The aforementioned quote comes from the book I cited last week: What I Learned Losing A Million Dollars. In case you haven’t, yet, there will be a time in your market life that you lose a lot of money too. It will be an expensive but valuable education.


By Rickson Gracie

About the book: Gracie’s classic memoir offers indispensable insights into martial arts, human performance, and how the connection between mind and body can be harnessed for success both inside and outside the ring.

“When I fought, I was neither emotional nor intellectual.” - Rickson Gracie

Keith's read (from Early Look on May 3): When I trade, I am neither emotional nor intellectual. Given how emotionally tilted I could be in a hockey game, this didn’t just happen for me. The pandemic trading period got my game to where it is today. Sitting in an empty office, just executing in silence, helped, a lot.

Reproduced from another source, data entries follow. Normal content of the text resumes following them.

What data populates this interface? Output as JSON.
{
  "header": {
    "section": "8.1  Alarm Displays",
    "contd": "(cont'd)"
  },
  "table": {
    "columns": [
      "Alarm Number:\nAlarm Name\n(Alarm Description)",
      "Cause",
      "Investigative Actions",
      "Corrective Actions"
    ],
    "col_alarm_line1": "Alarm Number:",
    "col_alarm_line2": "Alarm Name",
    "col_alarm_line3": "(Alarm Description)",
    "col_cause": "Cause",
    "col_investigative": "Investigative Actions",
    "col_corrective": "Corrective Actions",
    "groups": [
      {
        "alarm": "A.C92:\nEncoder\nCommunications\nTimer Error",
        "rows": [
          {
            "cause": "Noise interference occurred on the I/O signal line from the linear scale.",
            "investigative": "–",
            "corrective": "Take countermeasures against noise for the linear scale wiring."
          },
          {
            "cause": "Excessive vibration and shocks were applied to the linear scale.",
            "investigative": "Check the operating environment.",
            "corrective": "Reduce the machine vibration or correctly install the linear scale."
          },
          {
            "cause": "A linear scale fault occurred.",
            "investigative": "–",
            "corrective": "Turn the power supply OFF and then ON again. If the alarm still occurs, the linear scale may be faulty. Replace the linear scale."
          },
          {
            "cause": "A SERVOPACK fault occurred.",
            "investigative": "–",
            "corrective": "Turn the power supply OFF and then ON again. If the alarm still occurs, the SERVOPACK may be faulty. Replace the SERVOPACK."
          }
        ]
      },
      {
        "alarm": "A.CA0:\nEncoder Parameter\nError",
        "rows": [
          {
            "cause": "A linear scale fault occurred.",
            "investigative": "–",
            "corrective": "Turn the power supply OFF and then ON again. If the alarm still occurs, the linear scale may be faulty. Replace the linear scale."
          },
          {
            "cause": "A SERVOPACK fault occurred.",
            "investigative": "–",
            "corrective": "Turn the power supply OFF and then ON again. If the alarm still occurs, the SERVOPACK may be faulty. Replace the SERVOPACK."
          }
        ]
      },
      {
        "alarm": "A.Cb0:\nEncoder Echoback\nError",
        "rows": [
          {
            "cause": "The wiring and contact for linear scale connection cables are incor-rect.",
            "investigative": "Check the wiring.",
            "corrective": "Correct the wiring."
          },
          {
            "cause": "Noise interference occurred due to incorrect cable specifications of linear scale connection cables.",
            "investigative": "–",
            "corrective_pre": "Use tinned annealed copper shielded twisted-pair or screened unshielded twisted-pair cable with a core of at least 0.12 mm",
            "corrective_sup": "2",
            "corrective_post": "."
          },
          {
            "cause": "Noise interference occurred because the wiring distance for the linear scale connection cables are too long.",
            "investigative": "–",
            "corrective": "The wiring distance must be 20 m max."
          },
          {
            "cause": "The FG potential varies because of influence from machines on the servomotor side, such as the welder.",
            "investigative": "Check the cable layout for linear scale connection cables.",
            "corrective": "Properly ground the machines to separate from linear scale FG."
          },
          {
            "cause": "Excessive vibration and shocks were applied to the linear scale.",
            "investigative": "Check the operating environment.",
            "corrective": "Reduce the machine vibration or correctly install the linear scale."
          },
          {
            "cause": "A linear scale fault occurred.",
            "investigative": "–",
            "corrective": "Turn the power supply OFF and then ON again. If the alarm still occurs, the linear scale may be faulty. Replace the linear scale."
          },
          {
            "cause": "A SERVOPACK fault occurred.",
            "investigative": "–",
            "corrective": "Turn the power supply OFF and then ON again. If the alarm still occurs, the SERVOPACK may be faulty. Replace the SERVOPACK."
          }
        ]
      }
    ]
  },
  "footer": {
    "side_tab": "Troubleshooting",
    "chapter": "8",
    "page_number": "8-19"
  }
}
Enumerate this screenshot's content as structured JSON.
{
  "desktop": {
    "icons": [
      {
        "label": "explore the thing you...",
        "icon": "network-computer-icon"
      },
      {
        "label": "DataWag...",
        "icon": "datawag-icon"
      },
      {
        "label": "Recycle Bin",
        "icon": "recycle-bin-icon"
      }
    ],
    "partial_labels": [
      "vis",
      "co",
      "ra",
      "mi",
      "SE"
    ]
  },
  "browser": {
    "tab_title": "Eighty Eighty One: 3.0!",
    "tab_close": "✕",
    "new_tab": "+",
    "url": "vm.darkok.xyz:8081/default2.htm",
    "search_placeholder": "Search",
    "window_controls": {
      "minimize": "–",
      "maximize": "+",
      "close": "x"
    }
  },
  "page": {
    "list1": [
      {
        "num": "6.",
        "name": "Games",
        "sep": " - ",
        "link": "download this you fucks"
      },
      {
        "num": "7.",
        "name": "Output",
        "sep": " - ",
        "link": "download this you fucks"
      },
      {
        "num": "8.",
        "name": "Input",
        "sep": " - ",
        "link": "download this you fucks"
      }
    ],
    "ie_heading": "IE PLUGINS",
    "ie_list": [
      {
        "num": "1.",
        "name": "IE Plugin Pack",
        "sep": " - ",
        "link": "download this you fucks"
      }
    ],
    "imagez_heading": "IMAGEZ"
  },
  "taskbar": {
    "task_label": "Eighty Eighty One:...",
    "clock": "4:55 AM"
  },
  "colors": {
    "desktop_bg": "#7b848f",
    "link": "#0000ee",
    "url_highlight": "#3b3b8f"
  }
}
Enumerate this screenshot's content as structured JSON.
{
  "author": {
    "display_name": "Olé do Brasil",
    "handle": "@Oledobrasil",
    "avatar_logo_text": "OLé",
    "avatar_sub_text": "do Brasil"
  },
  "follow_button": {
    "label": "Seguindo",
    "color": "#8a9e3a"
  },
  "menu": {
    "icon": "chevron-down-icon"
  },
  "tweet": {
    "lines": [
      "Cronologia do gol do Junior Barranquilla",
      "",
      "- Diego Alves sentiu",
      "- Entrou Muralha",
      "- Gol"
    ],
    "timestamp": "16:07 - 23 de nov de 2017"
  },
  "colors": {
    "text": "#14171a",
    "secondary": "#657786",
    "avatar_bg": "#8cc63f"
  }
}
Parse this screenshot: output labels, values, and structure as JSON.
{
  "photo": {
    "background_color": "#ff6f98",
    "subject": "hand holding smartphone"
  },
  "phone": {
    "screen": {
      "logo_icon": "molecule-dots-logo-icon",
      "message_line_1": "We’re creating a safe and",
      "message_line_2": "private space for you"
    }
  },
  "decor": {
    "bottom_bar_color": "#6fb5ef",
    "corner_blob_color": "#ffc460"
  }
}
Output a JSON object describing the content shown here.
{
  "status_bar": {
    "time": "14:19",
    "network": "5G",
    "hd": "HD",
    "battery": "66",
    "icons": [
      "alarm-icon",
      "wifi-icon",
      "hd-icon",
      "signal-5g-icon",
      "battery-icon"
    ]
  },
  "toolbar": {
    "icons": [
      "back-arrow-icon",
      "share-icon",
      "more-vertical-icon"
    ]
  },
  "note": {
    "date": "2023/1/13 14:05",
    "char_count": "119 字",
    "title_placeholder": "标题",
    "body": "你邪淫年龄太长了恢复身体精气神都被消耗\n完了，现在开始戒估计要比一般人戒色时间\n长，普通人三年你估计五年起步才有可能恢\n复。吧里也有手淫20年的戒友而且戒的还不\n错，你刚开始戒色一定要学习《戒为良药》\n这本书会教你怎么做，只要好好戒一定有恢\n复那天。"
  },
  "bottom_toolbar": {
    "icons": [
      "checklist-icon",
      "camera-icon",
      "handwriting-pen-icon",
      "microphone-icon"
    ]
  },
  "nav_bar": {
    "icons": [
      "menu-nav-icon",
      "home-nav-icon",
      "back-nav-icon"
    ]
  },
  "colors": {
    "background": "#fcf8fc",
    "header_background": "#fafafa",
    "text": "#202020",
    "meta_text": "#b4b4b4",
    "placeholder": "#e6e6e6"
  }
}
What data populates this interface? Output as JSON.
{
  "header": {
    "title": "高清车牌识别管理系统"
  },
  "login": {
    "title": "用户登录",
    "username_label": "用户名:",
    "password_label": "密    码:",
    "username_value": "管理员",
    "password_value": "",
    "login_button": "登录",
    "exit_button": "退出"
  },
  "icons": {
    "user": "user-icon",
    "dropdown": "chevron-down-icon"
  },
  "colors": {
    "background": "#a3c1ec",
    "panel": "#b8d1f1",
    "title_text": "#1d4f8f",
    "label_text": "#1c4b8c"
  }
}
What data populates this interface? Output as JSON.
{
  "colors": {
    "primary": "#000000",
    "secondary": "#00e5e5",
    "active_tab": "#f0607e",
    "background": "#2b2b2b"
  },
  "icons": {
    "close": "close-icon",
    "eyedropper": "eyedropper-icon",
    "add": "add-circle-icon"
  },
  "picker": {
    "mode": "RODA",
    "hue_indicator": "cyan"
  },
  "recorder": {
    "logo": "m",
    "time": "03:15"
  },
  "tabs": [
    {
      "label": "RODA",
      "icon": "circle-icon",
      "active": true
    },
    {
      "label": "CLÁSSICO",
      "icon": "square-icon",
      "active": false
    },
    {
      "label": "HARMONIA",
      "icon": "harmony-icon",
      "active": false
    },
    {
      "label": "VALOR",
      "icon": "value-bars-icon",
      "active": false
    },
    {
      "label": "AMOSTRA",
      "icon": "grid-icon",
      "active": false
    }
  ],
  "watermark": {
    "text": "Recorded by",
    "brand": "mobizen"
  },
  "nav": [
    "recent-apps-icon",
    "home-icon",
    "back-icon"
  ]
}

While Wall Street has a LOT of good Long Only and/or Levered Long Portfolio Managers that can sound intellectual about things like “Blockchain,” AI, and “the exponential age,” I’m just a low SAT scoring Mucker who grinds out The Cycle.

As Gracie goes on to explain in Breathe  A Life In Flow, “Orlando Cani taught me how to empty my mind and use intuition instead of my brain. This gave me a huge advantage in the ring. I never thought about strategy. I just allowed myself to connect with my opponent on a profound level. The moment the bell rang, I didn’t expect anything or plan anything.” (pg. 92)


By Tom Phillips

About the book: In Truth, Tom Phillips tells the story of how we humans have spent history lying to each other – and ourselves – about everything from business to politics to plain old geography. Along the way, he chronicles the world’s oldest customer service complaint, the Great Moon Hoax of 1835 and the surprisingly dishonest career of Benjamin Franklin.

“Quite a lot of the time, truth never even shows up to the fight.” - Tom Phillips

Keith's read (from Early Look on May 23): If you want a good #behavioral read on information vacuums, feedback loops, and the general “origin of the specious,” I recommend Truth: A Brief History of Total Bullsh*t.

“This all ties to a cognitive bias known as anchoring: our brain’s tendency to latch onto the first piece of information we get about any subject and give it far more weight than anything else.” Example: “AI”…

When there isn’t good information, crappy information will always flood in to fill the void… all of us have to rely on others for information… but it does come with some downsides. And one major downside is the bullsh*t feedback loop.” (pg. 33)


By Johnny Joey Jones

About the book: In Unbroken Bonds of Battle, Joey tells the stories of warriors, who for years have supported and inspired him on the battlefield and off. Through unfiltered and authentic conversations with American heroes in every branch of service, Joey tackles the big questions about life, loss, and, of course, hunting.

“The price of freedom has a name, and a story.” - Johnny Joey Jones

Keith's read (from Early Look on July 25): One of the more humbling #behavioral and #history books I’ve read this summer was Unbroken Bonds Of Battle. It’s a book authored by a man who lost both of his legs fighting for his country. But that’s far from the point of the book.

It’s clearly a book about uniquely American patriotism and bravery. But it’s also a book about friendships and bonds. MANY of the people who will die for your freedom come from VERY different economic situations than the USA described on Old Wall TV.

“Growing up for me was a time of learning absurdly simple, yet invaluable lessons. Growing up poor. Growing up in the South. Growing up the son of a brick mason and a house cleaner ... I learned to appreciate things, as we couldn’t afford many luxuries.”